Matter of fact, as a facilities maintenance coordinator at the Hunt Horse Complex, Jose thinks horses all year long. “I am involved with everything that goes into making sure the barns are clean,” Silva said. “Sometimes we just have about four hours between shows to clean the stalls and make sure there are no nails.”
Silva has worked at the Hunt Horse Complex since 2002. With an average of 58 shows per year, there is usually a lot of activity. The complex has five permanent and one temporary horse barns for a total of 485 stalls.
The Horse Complex is rented 360 days out of the year and thousands of horses move through the facility. With such short turnaround times between shows, Silva and his crew must clean and disinfect stalls, level out the arena floor, remove debris from outdoor riding rings and make sure any maintenance issues that have come up are completed.
One of the largest shows that Silva prepares for is the annual N.C. State Fair Horse Show, which begins before the fair starts. Silva, and other workers, often work around the clock during this busy time. “Once I left the horse complex late and got stuck in traffic,” Silva said. “I realized I only had a few hours before having to return so I turned around and slept in the show office.”
Despite the busy schedule, Silva loves his job – and horses. And even though he is very busy at the horse complex during the fair, he tries to get across Youth Center Drive at least once to enjoy some roasted sweet corn.
Silva’s journey to employment at the N.C. State Fair is an interesting one. Originally from Guanajuanto, Mexico, Silva ran away to Washington state in 1979 when he was 13 years old.
“I went into a convenience store where the person working was Hispanic and asked him to write that I was looking for a place to stay and work,” Silva said. “He wrote it on a piece of cardboard and I held it up outside the store. Eventually someone came and offered me a job and place to stay. The person took me inside to have the worker explain to me where I was going and what I would be doing. I lived with them for four years and worked with the apple orchards and grapes.”

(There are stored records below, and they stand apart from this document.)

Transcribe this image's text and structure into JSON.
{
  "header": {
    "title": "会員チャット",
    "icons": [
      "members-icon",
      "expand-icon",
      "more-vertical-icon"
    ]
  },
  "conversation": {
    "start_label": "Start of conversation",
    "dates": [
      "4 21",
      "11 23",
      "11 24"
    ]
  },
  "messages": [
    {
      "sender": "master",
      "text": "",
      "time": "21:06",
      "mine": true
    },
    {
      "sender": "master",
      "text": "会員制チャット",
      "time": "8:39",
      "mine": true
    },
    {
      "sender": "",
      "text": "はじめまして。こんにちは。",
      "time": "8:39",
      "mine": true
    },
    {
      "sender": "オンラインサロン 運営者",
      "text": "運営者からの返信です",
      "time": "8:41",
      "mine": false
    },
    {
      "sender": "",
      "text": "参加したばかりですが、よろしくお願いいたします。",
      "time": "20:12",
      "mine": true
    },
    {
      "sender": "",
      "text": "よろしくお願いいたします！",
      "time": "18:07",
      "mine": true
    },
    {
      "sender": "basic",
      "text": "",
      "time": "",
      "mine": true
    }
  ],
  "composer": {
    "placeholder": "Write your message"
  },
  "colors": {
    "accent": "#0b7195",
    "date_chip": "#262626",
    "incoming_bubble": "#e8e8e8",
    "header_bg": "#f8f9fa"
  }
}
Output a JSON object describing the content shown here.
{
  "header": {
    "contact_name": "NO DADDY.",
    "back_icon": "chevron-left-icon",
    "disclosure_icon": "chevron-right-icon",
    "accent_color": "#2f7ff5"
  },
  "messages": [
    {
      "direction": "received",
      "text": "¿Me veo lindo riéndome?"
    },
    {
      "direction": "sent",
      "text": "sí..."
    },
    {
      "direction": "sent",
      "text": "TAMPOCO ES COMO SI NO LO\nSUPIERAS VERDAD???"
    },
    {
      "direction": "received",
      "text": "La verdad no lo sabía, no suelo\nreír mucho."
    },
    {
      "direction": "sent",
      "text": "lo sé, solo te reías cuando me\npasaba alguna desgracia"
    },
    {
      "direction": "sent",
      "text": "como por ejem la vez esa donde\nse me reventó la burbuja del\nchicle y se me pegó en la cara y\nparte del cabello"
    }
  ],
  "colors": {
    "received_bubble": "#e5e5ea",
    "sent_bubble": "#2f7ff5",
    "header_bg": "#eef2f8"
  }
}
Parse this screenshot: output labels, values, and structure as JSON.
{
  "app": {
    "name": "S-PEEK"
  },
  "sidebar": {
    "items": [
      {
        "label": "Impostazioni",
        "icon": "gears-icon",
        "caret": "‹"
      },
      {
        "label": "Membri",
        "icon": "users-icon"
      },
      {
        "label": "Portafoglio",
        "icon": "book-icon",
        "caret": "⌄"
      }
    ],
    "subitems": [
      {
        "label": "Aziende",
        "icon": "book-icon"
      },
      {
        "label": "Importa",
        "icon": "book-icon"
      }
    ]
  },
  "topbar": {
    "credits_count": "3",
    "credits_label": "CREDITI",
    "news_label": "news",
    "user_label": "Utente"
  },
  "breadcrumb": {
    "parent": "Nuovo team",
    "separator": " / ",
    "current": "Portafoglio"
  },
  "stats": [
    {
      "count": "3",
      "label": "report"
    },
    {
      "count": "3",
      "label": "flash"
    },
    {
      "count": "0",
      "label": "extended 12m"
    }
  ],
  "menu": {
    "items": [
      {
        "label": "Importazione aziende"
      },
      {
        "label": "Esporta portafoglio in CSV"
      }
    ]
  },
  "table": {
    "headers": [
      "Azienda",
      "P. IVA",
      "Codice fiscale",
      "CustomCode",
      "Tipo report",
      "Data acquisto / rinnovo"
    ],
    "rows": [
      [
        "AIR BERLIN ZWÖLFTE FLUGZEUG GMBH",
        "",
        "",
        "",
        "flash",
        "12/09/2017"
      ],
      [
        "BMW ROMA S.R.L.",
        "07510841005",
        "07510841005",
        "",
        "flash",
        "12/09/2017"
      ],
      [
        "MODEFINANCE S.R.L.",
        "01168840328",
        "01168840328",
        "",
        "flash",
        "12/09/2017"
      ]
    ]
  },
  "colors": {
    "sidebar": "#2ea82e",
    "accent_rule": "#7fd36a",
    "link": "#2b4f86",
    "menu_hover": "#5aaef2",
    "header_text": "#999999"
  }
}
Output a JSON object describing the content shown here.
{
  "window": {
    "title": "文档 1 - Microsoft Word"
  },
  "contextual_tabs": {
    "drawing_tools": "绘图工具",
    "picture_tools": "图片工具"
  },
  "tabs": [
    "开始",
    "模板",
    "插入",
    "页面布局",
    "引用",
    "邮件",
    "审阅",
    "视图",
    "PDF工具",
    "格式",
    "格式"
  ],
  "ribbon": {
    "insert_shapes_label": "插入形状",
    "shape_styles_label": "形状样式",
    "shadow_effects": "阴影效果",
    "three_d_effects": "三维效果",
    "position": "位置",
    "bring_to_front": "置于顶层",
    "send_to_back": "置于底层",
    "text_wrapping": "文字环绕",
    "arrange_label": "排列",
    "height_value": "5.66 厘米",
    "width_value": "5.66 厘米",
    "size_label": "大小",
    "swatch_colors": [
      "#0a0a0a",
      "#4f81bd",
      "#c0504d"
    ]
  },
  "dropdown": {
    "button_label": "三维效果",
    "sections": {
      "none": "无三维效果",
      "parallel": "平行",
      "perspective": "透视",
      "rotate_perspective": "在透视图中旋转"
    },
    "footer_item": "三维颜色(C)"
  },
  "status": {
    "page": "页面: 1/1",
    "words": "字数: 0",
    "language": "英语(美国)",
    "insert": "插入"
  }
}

Silva became a U.S. citizen in 1997 and continued to work in Washington. He spent a few years working at the Seneca Fruit Processing Plant and with the wine industry. He ended up moving to North Carolina and taking a job at the fairgrounds. Silva and his wife live in Raleigh but travel back to Mexico each year to visit family.
In his free time Silva enjoys spending time with his wife and taking her “wherever she wants to go.”
This year the Horse Complex is hosting the Year of the Horse Celebration. In addition to regular horse shows, the complex will have five-minute riding lessons, a parade of breeds, obstacle courses and headline shows. Show organizers hope this addition will encourage more fairgoers to check out the horse complex while visiting the Fair. These extra events will likely keep Silva and other staff busy as well, but not so busy that there isn’t time for an ear of sweet corn.